Richard always dreamed of going to the United States Naval Academy at Annapolis. The Marine Corps gave him that dream. When he came home and told us that he was going to Vietnam, he said if the Marines are there then it's right. REBECCA PIATT GONZALEZ, 10/14/13

He said about Vietnam: 'If the Marines are there, then I'm going to be there too.'

He was a good older brother, taught me how to ride on his boys' Schwinn bicycle. Teased me but loved me. Could not carry a tune real well, but loved music. Still miss him. REBECCA GONZALES, KYMOCA@GMAIL.COM, 10/25/12

Lt Piatt was my Platoon Commander in Alpha Co in 1967. the Lt was a fine man and inspired me then and now from what he taught by example. Spent many a night in the bush with him. Quite a man. Sleep well Sir. We all turned out pretty good RAY RAYMOND, RPRAYMOND1@COX.NET, 9/30/06

From VietVet:

Today (16 Apr) I turn 57. I will take a few moments, as I have every birthday for more than 30 years, to remember Dick Piatt who was KIA on this day in 1967.

We had just returned from SCUBA school at Subic, where we were virtually attached to each other for four weeks - diving buddies.

Dick was an outstanding Marine recon officer and a fine person. I miss him.

Semper Fi, Dick. Tim Renn

From Virtual Wall:

I will always remember Dick and his "partner"/room-mate, Mike Grammar, as the guys responsible for my graduating from the Naval Academy, Annapolis. I was in the dorm room next to him during my plebe year. I would have given up without the firm, yet gentle, support of Dick and Mike. They were both Marines, even back then ... Eagle, Globe, and Anchor on the wall, everything green ... ooo-ra! Dick coaxed me through countless crises and losses of confidence. We were all young, but he had the wisdom of the ages. Thank you, Dick; I'll never forget you.
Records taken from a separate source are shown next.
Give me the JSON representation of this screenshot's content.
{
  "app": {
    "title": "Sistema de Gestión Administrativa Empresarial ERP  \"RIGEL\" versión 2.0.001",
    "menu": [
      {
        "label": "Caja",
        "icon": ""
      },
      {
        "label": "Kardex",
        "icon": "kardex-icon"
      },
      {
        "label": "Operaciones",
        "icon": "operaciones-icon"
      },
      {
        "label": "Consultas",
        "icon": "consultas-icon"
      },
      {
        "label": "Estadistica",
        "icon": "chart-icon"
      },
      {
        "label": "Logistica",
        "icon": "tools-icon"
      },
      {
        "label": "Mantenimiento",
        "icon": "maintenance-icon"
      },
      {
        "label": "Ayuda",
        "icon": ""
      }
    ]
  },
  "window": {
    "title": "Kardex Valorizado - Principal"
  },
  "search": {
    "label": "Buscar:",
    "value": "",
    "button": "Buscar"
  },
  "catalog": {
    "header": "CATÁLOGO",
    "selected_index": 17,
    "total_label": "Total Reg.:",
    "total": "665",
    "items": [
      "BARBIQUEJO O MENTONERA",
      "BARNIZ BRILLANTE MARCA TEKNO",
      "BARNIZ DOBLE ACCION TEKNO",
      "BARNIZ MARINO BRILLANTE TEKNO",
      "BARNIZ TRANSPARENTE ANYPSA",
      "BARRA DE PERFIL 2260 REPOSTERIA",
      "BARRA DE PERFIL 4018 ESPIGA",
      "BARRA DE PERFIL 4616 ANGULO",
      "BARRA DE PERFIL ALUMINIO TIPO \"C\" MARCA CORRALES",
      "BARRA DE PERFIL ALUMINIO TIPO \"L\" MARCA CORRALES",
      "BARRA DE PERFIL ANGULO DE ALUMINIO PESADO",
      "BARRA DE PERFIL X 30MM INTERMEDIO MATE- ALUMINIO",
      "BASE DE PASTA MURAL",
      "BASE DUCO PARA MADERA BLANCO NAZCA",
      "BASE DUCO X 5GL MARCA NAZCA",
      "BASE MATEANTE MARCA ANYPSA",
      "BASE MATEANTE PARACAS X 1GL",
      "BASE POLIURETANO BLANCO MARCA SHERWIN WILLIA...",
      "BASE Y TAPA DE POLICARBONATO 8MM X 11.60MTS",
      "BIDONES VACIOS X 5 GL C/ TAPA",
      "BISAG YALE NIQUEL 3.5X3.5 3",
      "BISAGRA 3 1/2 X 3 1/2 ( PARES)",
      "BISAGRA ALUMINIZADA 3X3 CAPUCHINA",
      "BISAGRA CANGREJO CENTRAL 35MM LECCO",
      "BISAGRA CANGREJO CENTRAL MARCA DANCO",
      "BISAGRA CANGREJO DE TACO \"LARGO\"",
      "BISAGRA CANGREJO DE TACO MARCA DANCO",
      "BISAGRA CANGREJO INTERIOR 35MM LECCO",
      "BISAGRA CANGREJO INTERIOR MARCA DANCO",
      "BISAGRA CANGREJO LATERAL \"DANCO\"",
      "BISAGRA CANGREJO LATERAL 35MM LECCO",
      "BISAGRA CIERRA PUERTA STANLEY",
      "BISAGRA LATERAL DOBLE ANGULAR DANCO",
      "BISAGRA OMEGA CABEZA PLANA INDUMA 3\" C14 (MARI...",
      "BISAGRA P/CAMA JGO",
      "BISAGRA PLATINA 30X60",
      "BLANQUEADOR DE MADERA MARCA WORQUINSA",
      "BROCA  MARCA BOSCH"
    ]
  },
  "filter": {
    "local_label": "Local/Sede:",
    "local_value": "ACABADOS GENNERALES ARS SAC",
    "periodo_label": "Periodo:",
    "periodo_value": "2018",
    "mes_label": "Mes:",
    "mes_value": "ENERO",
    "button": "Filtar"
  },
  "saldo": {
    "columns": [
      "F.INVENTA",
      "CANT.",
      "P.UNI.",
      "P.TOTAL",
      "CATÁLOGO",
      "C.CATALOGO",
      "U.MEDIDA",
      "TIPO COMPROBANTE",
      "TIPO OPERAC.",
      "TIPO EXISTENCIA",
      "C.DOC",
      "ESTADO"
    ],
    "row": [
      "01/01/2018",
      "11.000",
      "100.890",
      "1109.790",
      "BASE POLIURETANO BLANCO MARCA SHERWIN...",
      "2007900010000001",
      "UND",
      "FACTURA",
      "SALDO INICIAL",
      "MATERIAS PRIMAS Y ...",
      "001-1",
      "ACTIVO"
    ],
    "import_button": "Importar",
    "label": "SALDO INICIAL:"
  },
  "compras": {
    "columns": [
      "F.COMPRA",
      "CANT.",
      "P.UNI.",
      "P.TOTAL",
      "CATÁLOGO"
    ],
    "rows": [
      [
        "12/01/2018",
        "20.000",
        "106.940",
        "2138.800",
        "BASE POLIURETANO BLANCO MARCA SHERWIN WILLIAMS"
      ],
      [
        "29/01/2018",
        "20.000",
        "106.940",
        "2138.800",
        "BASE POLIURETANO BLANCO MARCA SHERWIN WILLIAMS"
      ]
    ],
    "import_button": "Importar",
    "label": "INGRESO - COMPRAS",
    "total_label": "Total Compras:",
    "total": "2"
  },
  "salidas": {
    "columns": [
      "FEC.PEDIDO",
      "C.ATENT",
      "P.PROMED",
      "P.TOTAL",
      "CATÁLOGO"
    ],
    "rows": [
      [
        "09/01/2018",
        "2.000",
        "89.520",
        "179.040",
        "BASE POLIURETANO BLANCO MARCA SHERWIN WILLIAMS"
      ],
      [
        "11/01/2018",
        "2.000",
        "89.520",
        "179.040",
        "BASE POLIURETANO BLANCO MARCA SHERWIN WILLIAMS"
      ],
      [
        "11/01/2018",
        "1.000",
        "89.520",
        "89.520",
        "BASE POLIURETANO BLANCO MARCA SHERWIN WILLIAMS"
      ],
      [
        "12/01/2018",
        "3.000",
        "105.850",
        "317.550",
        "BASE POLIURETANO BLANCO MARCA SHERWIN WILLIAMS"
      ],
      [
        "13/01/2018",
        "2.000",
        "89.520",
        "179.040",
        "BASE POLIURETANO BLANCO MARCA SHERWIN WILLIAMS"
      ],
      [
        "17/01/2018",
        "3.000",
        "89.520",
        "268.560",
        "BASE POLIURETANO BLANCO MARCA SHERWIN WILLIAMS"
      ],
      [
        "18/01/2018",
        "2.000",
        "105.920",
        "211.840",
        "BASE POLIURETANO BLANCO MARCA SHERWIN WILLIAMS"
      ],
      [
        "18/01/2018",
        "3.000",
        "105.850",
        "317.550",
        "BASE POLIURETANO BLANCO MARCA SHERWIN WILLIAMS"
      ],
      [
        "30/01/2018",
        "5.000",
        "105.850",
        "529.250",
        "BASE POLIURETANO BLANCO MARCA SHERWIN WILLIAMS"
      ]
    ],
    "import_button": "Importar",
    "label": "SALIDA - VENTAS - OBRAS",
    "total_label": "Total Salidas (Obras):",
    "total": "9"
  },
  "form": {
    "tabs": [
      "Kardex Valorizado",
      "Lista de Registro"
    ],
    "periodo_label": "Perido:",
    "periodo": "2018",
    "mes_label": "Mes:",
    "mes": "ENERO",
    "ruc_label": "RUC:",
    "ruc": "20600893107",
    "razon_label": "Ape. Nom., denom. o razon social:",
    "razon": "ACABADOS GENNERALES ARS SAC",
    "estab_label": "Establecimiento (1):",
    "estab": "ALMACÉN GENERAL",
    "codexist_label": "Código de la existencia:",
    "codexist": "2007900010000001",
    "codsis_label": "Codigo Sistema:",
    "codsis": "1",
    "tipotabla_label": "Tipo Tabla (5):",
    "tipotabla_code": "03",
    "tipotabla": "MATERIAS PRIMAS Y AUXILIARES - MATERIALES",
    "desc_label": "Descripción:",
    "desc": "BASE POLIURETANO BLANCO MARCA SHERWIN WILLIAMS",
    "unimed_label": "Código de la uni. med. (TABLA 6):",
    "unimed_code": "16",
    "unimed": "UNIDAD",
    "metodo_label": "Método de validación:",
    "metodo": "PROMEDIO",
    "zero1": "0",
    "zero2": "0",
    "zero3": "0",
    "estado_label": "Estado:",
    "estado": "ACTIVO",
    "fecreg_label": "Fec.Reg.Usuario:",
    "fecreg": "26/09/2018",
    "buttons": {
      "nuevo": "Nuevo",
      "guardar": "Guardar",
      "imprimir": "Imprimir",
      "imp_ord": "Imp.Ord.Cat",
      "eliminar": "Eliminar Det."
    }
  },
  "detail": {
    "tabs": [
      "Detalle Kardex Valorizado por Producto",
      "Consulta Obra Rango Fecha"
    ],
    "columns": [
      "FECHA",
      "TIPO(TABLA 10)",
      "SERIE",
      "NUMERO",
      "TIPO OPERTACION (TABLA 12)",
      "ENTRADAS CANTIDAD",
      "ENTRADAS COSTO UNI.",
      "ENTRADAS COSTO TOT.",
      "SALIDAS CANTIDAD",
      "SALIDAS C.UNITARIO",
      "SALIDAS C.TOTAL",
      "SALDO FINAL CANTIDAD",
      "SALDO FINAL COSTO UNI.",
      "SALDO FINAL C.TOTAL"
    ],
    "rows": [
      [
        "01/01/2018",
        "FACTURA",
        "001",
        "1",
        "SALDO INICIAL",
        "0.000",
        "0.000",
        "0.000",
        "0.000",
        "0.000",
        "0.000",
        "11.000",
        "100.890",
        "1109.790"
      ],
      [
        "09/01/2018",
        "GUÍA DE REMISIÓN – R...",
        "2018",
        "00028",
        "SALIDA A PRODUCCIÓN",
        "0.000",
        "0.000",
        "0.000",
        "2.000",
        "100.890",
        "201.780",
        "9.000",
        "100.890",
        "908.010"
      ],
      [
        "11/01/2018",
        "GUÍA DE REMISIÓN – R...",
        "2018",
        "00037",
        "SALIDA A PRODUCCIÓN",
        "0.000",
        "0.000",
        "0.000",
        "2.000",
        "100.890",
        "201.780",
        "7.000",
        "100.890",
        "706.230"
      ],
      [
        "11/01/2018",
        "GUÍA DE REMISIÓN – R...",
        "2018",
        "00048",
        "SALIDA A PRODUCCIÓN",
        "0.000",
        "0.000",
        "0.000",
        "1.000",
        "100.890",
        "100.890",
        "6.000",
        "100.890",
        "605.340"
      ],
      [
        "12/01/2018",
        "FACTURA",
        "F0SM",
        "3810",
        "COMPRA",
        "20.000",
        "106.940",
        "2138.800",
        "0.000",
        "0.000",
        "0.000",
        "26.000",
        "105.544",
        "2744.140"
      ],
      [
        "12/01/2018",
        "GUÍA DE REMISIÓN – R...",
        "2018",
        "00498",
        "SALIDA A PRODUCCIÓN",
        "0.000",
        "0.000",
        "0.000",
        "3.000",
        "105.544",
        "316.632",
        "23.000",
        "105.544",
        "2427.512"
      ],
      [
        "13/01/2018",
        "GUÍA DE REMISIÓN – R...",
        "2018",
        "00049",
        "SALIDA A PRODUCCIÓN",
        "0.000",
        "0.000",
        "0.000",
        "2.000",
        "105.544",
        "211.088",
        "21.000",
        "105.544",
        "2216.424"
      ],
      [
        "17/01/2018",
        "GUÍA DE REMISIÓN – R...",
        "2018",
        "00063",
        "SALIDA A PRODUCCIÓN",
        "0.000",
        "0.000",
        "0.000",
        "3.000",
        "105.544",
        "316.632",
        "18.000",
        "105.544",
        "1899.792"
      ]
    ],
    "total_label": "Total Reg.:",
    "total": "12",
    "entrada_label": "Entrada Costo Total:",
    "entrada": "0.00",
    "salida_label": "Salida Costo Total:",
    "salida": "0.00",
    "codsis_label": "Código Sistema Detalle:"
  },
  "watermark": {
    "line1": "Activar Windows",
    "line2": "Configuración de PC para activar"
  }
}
I'll visit you again at the Wall.

From a Naval Academy company-mate and friend, Terry Reeder,, 20 Sep 2005


One of the comments above indicates Dick's class ring was melted down to be included in the rings of the class of 2015 as a part of the "Another Link in the Chain" program.

Related Articles

William Grammar '65 was also in 4th Company, and introduced Richard to his fiancée.

Class of 1965

Richard is one of 23 members of the Class of 1965 on Virtual Memorial Hall.